ITV has announced a drama on the Yorkshire Ripper – saying it will put victims, their families and survivors “at the heart” of the story.
The six-part series will depict the hunt for Peter Sutcliffe, which began in 1975, lasted several years and involved more than 1,000 officers. It “will focus on the lives” of his victims, “the loved ones they left behind, and the everlasting toll the investigation took on the detectives”, the broadcaster said.
The commission follows the success of its other true-crime dramas Des and White House Farm.It follows the success of Des starring David Tennant (ITV)
The Yorkshire Ripper (the working title) will draw upon hundreds of case files, interview transcripts and police reports in an investigation archive.
Screenwriter George Kay said: “In a story full with eye-watering statistics, one for me has always stood out – Peter Sutcliffe rendered 23 children motherless.
“That one fact in itself demands that any definitive drama about this case should encompass far more than just the story of a police investigation. “We will focus not just on the police … but the victims, their families, those who were attacked but not believed, those who whose lives were permanently changed.
“This is not the story of a Ripper who hailed from Yorkshire, but the story of how Yorkshire was ripped apart.”This is a vital story about class prejudice, pervasive and entrenched societal sexism
The drama has been commissioned from the same producers as Des – starring David Tennant as serial killer Dennis Nilsen and – White House Farm, based on the notorious murders of the same name.Sutcliffe is serving 20 life terms for murdering 13 women and attempting to kill seven more. Most of his victims were sex workers who were mutilated and beaten to death.
The broadcaster’s head of drama Polly Hill said: “This promises to be a definitive look at this infamous case and will be sensitively dramatised for ITV.”
Executive producer Paul Whittington said: “By placing the victims, their families and the survivors at the heart of this story, George has crafted an excavation of British social history that goes far beyond the infamy. “His writing sensitively reveals and humanises the untold number of lives devastated by these crimes, and powerfully exposes the enduring legacy of the failings of the biggest manhunt in British criminal history.
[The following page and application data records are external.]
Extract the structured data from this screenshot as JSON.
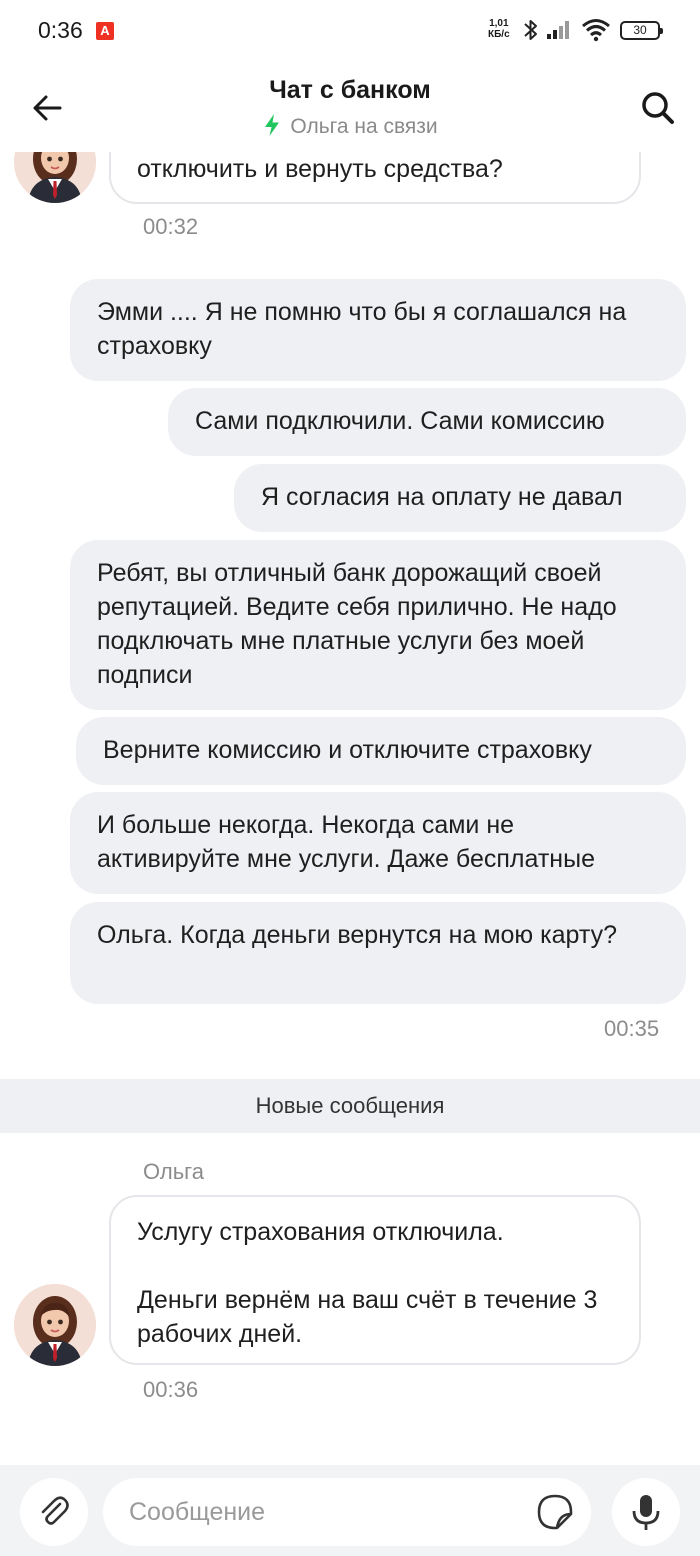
{
  "status_bar": {
    "time": "0:36",
    "app_badge": "А",
    "net_speed_value": "1,01",
    "net_speed_unit": "КБ/с",
    "battery": "30"
  },
  "header": {
    "title": "Чат с банком",
    "subtitle": "Ольга на связи",
    "accent_color": "#21c55d"
  },
  "messages": {
    "first_incoming": {
      "text": "отключить и вернуть средства?",
      "time": "00:32"
    },
    "outgoing": [
      {
        "text": "Эмми .... Я не помню что бы я соглашался на страховку"
      },
      {
        "text": "Сами подключили. Сами комиссию"
      },
      {
        "text": "Я согласия на оплату не давал"
      },
      {
        "text": "Ребят, вы отличный банк дорожащий своей репутацией. Ведите себя прилично. Не надо подключать мне платные услуги без моей подписи"
      },
      {
        "text": "Верните комиссию и отключите страховку"
      },
      {
        "text": "И больше некогда. Некогда сами не активируйте мне услуги. Даже бесплатные"
      },
      {
        "text": "Ольга. Когда деньги вернутся на мою карту?"
      }
    ],
    "outgoing_time": "00:35",
    "divider": "Новые сообщения",
    "sender_name": "Ольга",
    "last_incoming": {
      "line1": "Услугу страхования отключила.",
      "line2": "Деньги вернём на ваш счёт в течение 3 рабочих дней.",
      "time": "00:36"
    }
  },
  "composer": {
    "placeholder": "Сообщение"
  }
}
“This is a vital story about class prejudice, pervasive and entrenched societal sexism and women simply not being heard that still has relevance today.”
The drama will be based on Michael Bilton’s book Wicked Beyond Belief: The Hunt for the Yorkshire Ripper.